for disaster on any project larger than one person's head.
That being said, there's nothing that says the translator has to
support only one kind of output, which means there's no reason
you can't have some kind of overall policy driving the individual
translations, so I don't see why dependency mapping should be a
big problem. It just forces your translation granularity to chunks
of modules that require the same support, when that support is of a
nature that can't be split between Ponie and Perl 6. Only in the limit
does that mean you have to translate everything all at once, and you'd
still probably want some kind of overall policy file to control it,
if only so you can tweak it and try the whole mess some other way.
: Also curious how you handle BEGIN and friends... I take they are
: executed and then pruned, and end up unpruned in your XML?
I just intercept the op_free() routine with another routine that knows
where to store the op tree that was about to be freed, to the first
approximation. I also install null nodes in the tree as "pegs" to hang
the exact location of declarations like BEGIN, use, subs, etc.
: Also curious if you have managed to keep comments, POD etc...
Certainly. It takes MAD skills, where MAD stands for Miscellaneous
Attribute Decorations. (Doing anything with toke.c requires madness.)
Well, actually, speaking of doing things piecemeal, I haven't tested
the POD part yet, just the comments. And I'm quite sure I haven't
captured the __DATA__ yet, but that'll have to happen too. But conceptually
it's all there. :-)
The thing is that these MAD props are hung on whatever node is handy at
the time, which might be the token before, but usually is the token after,
but usually *wants* to be somewhere up higher in the tree that doesn't
exist yet. The changes to Perl internals are intentionally very minimal
so as not to influence parsing behavior more than .5 iota, so I don't
try to do any tree rearrangement in the parser. The XML is just the
raw dump of the tree with its misplaced madprops. That's the main
reason for the first pass of translator, to reattach the madprops
at a more appropriate place in the tree.
Interesting issues arise, such as deciding when a comment goes with the
previous code and when it goes with the next code, or when you just
stick it into the interstices for now. At the moment my tendency is
to hoist leading and trailing whitespace into the interstices of the
higher list when that's practical. But with comments you'd like them
to travel with the code they're commenting, in cases where refactoring
moves code around.
The basic problem is that there's no one level that's right to do
the translation. You have to take into account both shallow and
deep information and everything in between simultaneously, because
all of those things are important to the programmer at some point.
I'm aiming for a deeply correct translation that tries to preserve
as much surface detail as possible, but when push comes to shove,
it's the surface detail that has to get shoved, even if that screws
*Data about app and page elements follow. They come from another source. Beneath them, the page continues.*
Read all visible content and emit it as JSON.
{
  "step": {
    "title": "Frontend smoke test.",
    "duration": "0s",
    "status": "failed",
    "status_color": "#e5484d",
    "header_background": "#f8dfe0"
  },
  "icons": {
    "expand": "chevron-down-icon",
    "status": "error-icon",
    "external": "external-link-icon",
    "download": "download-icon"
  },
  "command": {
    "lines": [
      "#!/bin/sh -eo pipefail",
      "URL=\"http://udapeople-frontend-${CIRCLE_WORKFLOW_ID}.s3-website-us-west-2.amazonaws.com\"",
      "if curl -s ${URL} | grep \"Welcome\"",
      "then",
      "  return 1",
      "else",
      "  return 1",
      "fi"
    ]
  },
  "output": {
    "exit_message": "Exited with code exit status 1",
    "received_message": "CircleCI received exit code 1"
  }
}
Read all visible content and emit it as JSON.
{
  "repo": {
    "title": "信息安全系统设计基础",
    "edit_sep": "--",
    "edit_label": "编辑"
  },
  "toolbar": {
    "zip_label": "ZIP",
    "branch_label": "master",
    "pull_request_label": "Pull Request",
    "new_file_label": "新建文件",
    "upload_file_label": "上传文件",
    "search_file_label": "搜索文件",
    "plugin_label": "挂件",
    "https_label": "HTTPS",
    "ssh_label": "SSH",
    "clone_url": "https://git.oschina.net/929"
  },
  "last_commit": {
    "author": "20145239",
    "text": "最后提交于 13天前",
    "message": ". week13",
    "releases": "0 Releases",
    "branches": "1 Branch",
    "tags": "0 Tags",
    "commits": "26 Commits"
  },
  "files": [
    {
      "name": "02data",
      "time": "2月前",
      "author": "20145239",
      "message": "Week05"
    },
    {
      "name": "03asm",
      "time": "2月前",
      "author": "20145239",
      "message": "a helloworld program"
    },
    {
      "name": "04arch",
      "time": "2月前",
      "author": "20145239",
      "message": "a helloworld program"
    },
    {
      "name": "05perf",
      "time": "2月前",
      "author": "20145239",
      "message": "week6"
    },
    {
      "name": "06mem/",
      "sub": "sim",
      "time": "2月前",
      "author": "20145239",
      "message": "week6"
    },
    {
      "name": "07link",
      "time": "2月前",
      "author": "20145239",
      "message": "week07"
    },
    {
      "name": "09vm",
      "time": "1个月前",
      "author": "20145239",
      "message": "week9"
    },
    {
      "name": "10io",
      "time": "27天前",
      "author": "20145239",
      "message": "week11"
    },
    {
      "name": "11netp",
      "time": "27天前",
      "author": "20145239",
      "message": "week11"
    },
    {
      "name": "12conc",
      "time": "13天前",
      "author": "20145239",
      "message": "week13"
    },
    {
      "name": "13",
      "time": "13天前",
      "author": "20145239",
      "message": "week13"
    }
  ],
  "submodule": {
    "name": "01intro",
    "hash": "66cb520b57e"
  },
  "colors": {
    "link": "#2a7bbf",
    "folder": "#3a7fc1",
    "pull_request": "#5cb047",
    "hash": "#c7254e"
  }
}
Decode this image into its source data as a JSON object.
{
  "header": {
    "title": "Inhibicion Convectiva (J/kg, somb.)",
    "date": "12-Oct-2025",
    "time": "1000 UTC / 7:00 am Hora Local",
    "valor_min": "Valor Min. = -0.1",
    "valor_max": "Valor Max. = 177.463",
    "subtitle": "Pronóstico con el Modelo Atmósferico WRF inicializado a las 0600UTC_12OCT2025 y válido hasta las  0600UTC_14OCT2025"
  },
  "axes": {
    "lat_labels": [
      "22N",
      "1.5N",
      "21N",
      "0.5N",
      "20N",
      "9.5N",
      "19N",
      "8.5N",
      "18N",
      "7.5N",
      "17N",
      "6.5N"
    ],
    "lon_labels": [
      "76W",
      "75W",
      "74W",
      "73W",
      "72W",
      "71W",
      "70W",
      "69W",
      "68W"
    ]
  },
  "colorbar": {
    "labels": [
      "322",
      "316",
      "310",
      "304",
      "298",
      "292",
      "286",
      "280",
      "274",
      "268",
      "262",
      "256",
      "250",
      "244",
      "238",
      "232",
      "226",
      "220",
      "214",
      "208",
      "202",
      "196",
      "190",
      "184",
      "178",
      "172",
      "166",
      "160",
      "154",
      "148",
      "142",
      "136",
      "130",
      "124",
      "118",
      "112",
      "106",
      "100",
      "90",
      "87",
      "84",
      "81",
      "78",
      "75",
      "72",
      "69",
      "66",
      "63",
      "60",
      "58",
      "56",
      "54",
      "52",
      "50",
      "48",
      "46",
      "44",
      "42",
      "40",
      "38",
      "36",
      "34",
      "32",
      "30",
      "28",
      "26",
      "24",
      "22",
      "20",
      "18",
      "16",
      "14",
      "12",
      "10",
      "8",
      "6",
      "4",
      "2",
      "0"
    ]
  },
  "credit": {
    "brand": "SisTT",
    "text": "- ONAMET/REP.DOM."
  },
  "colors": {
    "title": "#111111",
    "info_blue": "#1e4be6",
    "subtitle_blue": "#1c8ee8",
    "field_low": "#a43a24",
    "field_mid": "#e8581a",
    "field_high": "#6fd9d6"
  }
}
up their pretty formatting. The nice thing about a deep translation
is that you can know when you're guessing, and at least mark it
so the programmer can double-check the translation. A surface-level
translator is always guessing, and doesn't always know it. I dare
say most Perl 5 could be translated to Perl 6 with a series of s///,
but it always be getting stupid just when you want it to be smart.
Gee, it looks like you found my hot button, or at least my warm button.
Maybe I should work up a talk about all this someday...
> The thing is that these MAD props are hung on whatever node is handy
> at the time, [...]. That's the main reason for the first pass of
> translator, to reattach the madprops at a more appropriate place in
> the tree.
> But with comments you'd like them
> to travel with the code they're commenting, in cases where refactoring
> moves code around.
So, what I'm hearing you say is that you have just written the very
very basic skeleton--maybe even just the backbone--of a Perl
refactoring browser. Is that correct?
Once you're done, could the community take this tool that you're
producing and flesh it out into something that would allow for
straightforward refactoring and reformatting of Perl code?